Peace on the Home Front
Turmoil in the home, especially between husband and wife, but also between parents and children, peculiarly resembles disputes and wars between leaders and nations.
The unresolved conflicts and damage occur as two parties struggle to get their own way. How can the situation improve?
One key change that parents can effect is to stop reacting to their children impulsively when they are disruptive but rather discipline them as God's agents on their behalf. Then, both children AND parents are accountable to the same source, God. Likewise, couples that cease from power struggle for control over their spouse, but rather submit to God together, will find that "controlling" is no longer an issue. Peace on earth will come only when people seek God's control, not their own.
The “Just Listen”
My daughter just came to me with a conflict between her and another sibling. I had already heard the information from a third party and cut her off since I thought I had found a just solution.
Wrong! I stressed out my daughter because I did not take the time, no matter how boring the repetition would have been to me, to RECEIVE her side of the story. I know it is "better to give than receive," but sometimes receiving what our friend, child, or spouse has to say is worth much—not just hearing and reacting, but really taking it in so the other knows we understand. The Bible uses the word "receive" (identical with "take" sometimes) for receiving a partner in marriage (Matthew 1:24) or for receiving Christ at salvation (John 1:12). It must be pretty important.
My daughter?—she forgave me.
To you fathers, "family first" should not be just an empty slogan. During one of our devotions, my wife shared from Romans 12:2 not to conform to this world. This world does not honor a father who is not a prestigious politician, an awesome athlete, a glorious golden boy on the big screen, a brilliant breakthrough brain head, or a titanic tycoon. Someone who is willing to help change the diapers is just spare change.

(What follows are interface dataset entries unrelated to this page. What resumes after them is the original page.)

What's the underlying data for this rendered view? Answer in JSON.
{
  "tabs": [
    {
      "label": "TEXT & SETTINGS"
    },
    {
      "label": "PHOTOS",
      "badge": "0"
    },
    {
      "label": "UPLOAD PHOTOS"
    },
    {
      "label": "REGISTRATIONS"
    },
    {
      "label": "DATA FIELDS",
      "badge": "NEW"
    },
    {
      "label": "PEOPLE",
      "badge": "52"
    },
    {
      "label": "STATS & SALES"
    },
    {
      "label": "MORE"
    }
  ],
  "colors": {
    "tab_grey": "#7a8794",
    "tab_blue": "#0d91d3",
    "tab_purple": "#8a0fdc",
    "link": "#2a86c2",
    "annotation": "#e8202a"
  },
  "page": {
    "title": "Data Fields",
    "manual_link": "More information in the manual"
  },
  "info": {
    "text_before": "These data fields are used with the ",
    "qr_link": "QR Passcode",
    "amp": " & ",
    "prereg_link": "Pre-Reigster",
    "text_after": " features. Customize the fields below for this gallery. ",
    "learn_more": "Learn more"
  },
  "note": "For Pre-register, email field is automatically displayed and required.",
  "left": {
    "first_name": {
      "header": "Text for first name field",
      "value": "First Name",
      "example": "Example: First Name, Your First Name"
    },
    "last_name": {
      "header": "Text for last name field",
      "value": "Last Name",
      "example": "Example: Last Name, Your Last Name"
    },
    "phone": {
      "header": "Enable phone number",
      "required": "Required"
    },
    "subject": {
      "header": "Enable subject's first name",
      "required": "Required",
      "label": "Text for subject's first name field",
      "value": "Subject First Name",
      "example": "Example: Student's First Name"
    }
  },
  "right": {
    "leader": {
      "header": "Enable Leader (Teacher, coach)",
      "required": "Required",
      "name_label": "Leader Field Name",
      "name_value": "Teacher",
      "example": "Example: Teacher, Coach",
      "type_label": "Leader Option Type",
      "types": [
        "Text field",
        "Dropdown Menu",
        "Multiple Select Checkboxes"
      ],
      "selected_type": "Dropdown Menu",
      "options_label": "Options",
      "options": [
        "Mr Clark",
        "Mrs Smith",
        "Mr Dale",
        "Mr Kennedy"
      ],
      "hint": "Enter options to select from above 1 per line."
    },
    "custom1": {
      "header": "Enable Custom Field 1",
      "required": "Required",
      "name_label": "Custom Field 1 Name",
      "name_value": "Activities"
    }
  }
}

A husband and dad who takes the romantic, educational, spiritual, business, and recreational initiative in the family is not recognized by the world's "in crowd.” Never!...Never!...Never!...let even ministry and the lost get in the way of your family-first perspective. To quote what has probably by now become a family cliché of ours, "Your ministry IS your family."
Quality Time v. Quantity Time
What’s more important for the kids: Quality time or Quantity time? For a busy two-income household with overtime hours, the question becomes particularly relevant. It seems the obvious answer is quality time, because isn’t it more important to connect on a deep level with our kids than just to spend a lot of time together? Can’t I just schedule in special time to make quality moments with my young one? Well, quite simply, no!
Sure, we can hit a quality time now and then on a schedule. But generally, quality time emerges from the context of quantity time, the desire to be around our kids enough hours of the day or week that when the opening occurs, we are there. For a mother, it is not putting her career first, but her family. Uh, actually, it’s the same for the dad. We might not win as many professional awards this way, but, on our death bed, we probably won’t regret the hours away from the office we spent with our kids: Right?
A proverb saying, "a wise man will hear and increase learning" has been Rick's counseling slogan since the start of his practice 27 years ago. It suggests that God meets a person who listens regardless of gender, ethnicity or creed.